While researching lubricants, there are many factors to consider in selecting a lubricant: viscosity, flash point, pour point, and oxidation stability. Viscosity is the most important parameter since the viscosity grade can be the difference between optimal performance and machine breakdown. However, the ISO Viscosity Grade (VG) is determined at 40⁰C and will fluctuate depending on operating temperature. Viscosity index is a measure of how much the viscosity will change as temperature rises or falls.
Viscosity Index Explained
Viscosity requirements are based on things such as: component design, loads, and speed. Machine recommendations do not account for operating temperatures and temperature ranges. Therefore, it is imperative to take into account average operating temperature when selecting a viscosity. To account for changing temperatures, the viscosity index was developed to measure viscosity stability as temperatures change. Viscosity index is a unit-less number that is derived by measuring a fluid’s viscosity from 40⁰C to 100⁰C.
The higher the viscosity index, the greater the stability of the lubricants viscosity. As shown in the chart below, the difference in viscosity index could greatly affect lubricant viscosity and performance:
As temperatures move towards extreme highs and lows, the difference in Oil A and Oil B is magnified. Oil B, which has a VI of 150, maintains a viscosity closer to its ISO VG of 150 as temperatures rise and fall. On the other hand, Oil A fluctuates much more and could adversely affect performance at extreme temperatures. If your operation will have fluctuating loads, speeds, temperatures, etc., it is imperative to select a lubricant with a higher viscosity index.
Viscosity indexes, which can be found on most product data sheets, typically range from 90 to 160, but can exceed 400 and be as low as -60. The viscosity index can also give insight into the type of base oil and its quality. More refined mineral oils and synthetics will have higher VIs than lower quality base oils. Some products may include viscosity-index improver additives to help stabilize the lubricant in extreme conditions. VI-improver additive molecules adopt a coil shape in cold temperatures and have little effect on viscosity. In higher temperatures, the molecules uncoil and thicken the oil to stabilize viscosity. However, it is important to note that oils with VI-improvers will see permanent loss of VI and viscosity over time.
When Should You Opt for Higher VI
If your operations are going to have variable loads, variable temperatures, variable speeds, and other environmental variables, it is important to select a lubricant with a higher viscosity index.

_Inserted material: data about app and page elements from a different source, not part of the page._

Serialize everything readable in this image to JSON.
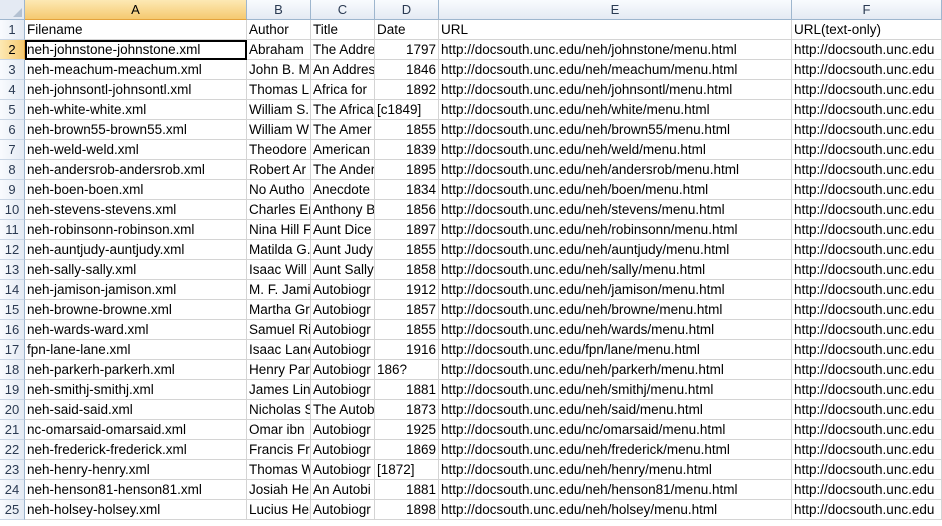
{
  "columns": [
    "A",
    "B",
    "C",
    "D",
    "E",
    "F"
  ],
  "active_cell": {
    "row": 2,
    "col": "A"
  },
  "rows": [
    {
      "n": "1",
      "cells": [
        "Filename",
        "Author",
        "Title",
        "Date",
        "URL",
        "URL(text-only)"
      ]
    },
    {
      "n": "2",
      "cells": [
        "neh-johnstone-johnstone.xml",
        "Abraham",
        "The Addre",
        "1797",
        "http://docsouth.unc.edu/neh/johnstone/menu.html",
        "http://docsouth.unc.edu"
      ]
    },
    {
      "n": "3",
      "cells": [
        "neh-meachum-meachum.xml",
        "John B. M",
        "An Addres",
        "1846",
        "http://docsouth.unc.edu/neh/meachum/menu.html",
        "http://docsouth.unc.edu"
      ]
    },
    {
      "n": "4",
      "cells": [
        "neh-johnsontl-johnsontl.xml",
        "Thomas L.",
        "Africa for",
        "1892",
        "http://docsouth.unc.edu/neh/johnsontl/menu.html",
        "http://docsouth.unc.edu"
      ]
    },
    {
      "n": "5",
      "cells": [
        "neh-white-white.xml",
        "William S.",
        "The Africa",
        "[c1849]",
        "http://docsouth.unc.edu/neh/white/menu.html",
        "http://docsouth.unc.edu"
      ]
    },
    {
      "n": "6",
      "cells": [
        "neh-brown55-brown55.xml",
        "William W",
        "The Amer",
        "1855",
        "http://docsouth.unc.edu/neh/brown55/menu.html",
        "http://docsouth.unc.edu"
      ]
    },
    {
      "n": "7",
      "cells": [
        "neh-weld-weld.xml",
        "Theodore",
        "American",
        "1839",
        "http://docsouth.unc.edu/neh/weld/menu.html",
        "http://docsouth.unc.edu"
      ]
    },
    {
      "n": "8",
      "cells": [
        "neh-andersrob-andersrob.xml",
        "Robert  Ar",
        "The Ander",
        "1895",
        "http://docsouth.unc.edu/neh/andersrob/menu.html",
        "http://docsouth.unc.edu"
      ]
    },
    {
      "n": "9",
      "cells": [
        "neh-boen-boen.xml",
        "No Autho",
        "Anecdote",
        "1834",
        "http://docsouth.unc.edu/neh/boen/menu.html",
        "http://docsouth.unc.edu"
      ]
    },
    {
      "n": "10",
      "cells": [
        "neh-stevens-stevens.xml",
        "Charles Er",
        "Anthony B",
        "1856",
        "http://docsouth.unc.edu/neh/stevens/menu.html",
        "http://docsouth.unc.edu"
      ]
    },
    {
      "n": "11",
      "cells": [
        "neh-robinsonn-robinson.xml",
        "Nina Hill F",
        "Aunt Dice",
        "1897",
        "http://docsouth.unc.edu/neh/robinsonn/menu.html",
        "http://docsouth.unc.edu"
      ]
    },
    {
      "n": "12",
      "cells": [
        "neh-auntjudy-auntjudy.xml",
        "Matilda G.",
        "Aunt Judy",
        "1855",
        "http://docsouth.unc.edu/neh/auntjudy/menu.html",
        "http://docsouth.unc.edu"
      ]
    },
    {
      "n": "13",
      "cells": [
        "neh-sally-sally.xml",
        "Isaac  Will",
        "Aunt Sally",
        "1858",
        "http://docsouth.unc.edu/neh/sally/menu.html",
        "http://docsouth.unc.edu"
      ]
    },
    {
      "n": "14",
      "cells": [
        "neh-jamison-jamison.xml",
        "M. F. Jami",
        "Autobiogr",
        "1912",
        "http://docsouth.unc.edu/neh/jamison/menu.html",
        "http://docsouth.unc.edu"
      ]
    },
    {
      "n": "15",
      "cells": [
        "neh-browne-browne.xml",
        "Martha Gr",
        "Autobiogr",
        "1857",
        "http://docsouth.unc.edu/neh/browne/menu.html",
        "http://docsouth.unc.edu"
      ]
    },
    {
      "n": "16",
      "cells": [
        "neh-wards-ward.xml",
        "Samuel Ri",
        "Autobiogr",
        "1855",
        "http://docsouth.unc.edu/neh/wards/menu.html",
        "http://docsouth.unc.edu"
      ]
    },
    {
      "n": "17",
      "cells": [
        "fpn-lane-lane.xml",
        "Isaac  Lane",
        "Autobiogr",
        "1916",
        "http://docsouth.unc.edu/fpn/lane/menu.html",
        "http://docsouth.unc.edu"
      ]
    },
    {
      "n": "18",
      "cells": [
        "neh-parkerh-parkerh.xml",
        "Henry  Par",
        "Autobiogr",
        "186?",
        "http://docsouth.unc.edu/neh/parkerh/menu.html",
        "http://docsouth.unc.edu"
      ]
    },
    {
      "n": "19",
      "cells": [
        "neh-smithj-smithj.xml",
        "James Linc",
        "Autobiogr",
        "1881",
        "http://docsouth.unc.edu/neh/smithj/menu.html",
        "http://docsouth.unc.edu"
      ]
    },
    {
      "n": "20",
      "cells": [
        "neh-said-said.xml",
        "Nicholas  S",
        "The Autob",
        "1873",
        "http://docsouth.unc.edu/neh/said/menu.html",
        "http://docsouth.unc.edu"
      ]
    },
    {
      "n": "21",
      "cells": [
        "nc-omarsaid-omarsaid.xml",
        "Omar ibn",
        "Autobiogr",
        "1925",
        "http://docsouth.unc.edu/nc/omarsaid/menu.html",
        "http://docsouth.unc.edu"
      ]
    },
    {
      "n": "22",
      "cells": [
        "neh-frederick-frederick.xml",
        "Francis  Fr",
        "Autobiogr",
        "1869",
        "http://docsouth.unc.edu/neh/frederick/menu.html",
        "http://docsouth.unc.edu"
      ]
    },
    {
      "n": "23",
      "cells": [
        "neh-henry-henry.xml",
        "Thomas W",
        "Autobiogr",
        "[1872]",
        "http://docsouth.unc.edu/neh/henry/menu.html",
        "http://docsouth.unc.edu"
      ]
    },
    {
      "n": "24",
      "cells": [
        "neh-henson81-henson81.xml",
        "Josiah  He",
        "An Autobi",
        "1881",
        "http://docsouth.unc.edu/neh/henson81/menu.html",
        "http://docsouth.unc.edu"
      ]
    },
    {
      "n": "25",
      "cells": [
        "neh-holsey-holsey.xml",
        "Lucius Her",
        "Autobiogr",
        "1898",
        "http://docsouth.unc.edu/neh/holsey/menu.html",
        "http://docsouth.unc.edu"
      ]
    }
  ]
}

As these variables change, so will the lubricants viscosity. Therefore, it is crucial to invest in a lubricant that will maintain an optimal viscosity across different operating conditions. Conversely, if your operation is fairly consistent, it may suit you to select a lubricant with a lower viscosity index in order to save money.
Some machines may not possess data to identify the optimum viscosity, which could be problematic as ISO viscosity grades are separated by 50% increments between grades (e.g. 46 → 68, 100 → 150). With such large increments, finding the precise optimal viscosity becomes even more difficult. This problem is magnified at lower temperatures, where differences in lubricant viscosity are much larger (as shown in the chart above).
If you are unsure of a lubricants viscosity or viscosity index, there are online calculators available to help you. If you are unsure of a viscosity index, simply enter the viscosity at two different temperatures and it will return the viscosity index. If you are unsure of a viscosity at a given temperature, enter a known viscosity, known temperature and viscosity index to find the desired temperature to find the new viscosity.
In conclusion some of the key reasons to have a lubricant with a higher viscosity index include:
- Optimal operating viscosity is unknown
- Varying operating temperatures and/or extreme operating temperatures
- Other operating variables such as speed and load
- You want to increase energy efficiency
- You want to extend oil service and machine service life
Most of these involve improving performance that may be adversely affected by operating uncertainties. In these instances, it is ideal to opt for lubricants with higher VI. In the following instances, using cost-effective lower VI lubricants may prove beneficial to your bottom line:
- Constant speeds and loads
- Operating temperature remains the same
- Optimal viscosity is known and can be consistently reached
If there is more certainty with your operating process, it may not be necessary to invest in a lubricant with a higher VI. It is important to evaluate your operating processes and consult machine manuals to understand your operating conditions. If you are faced with uncertainty and variance in your operations, a higher viscosity index will help smooth operations and increase performance across different loads, speeds, and temperatures.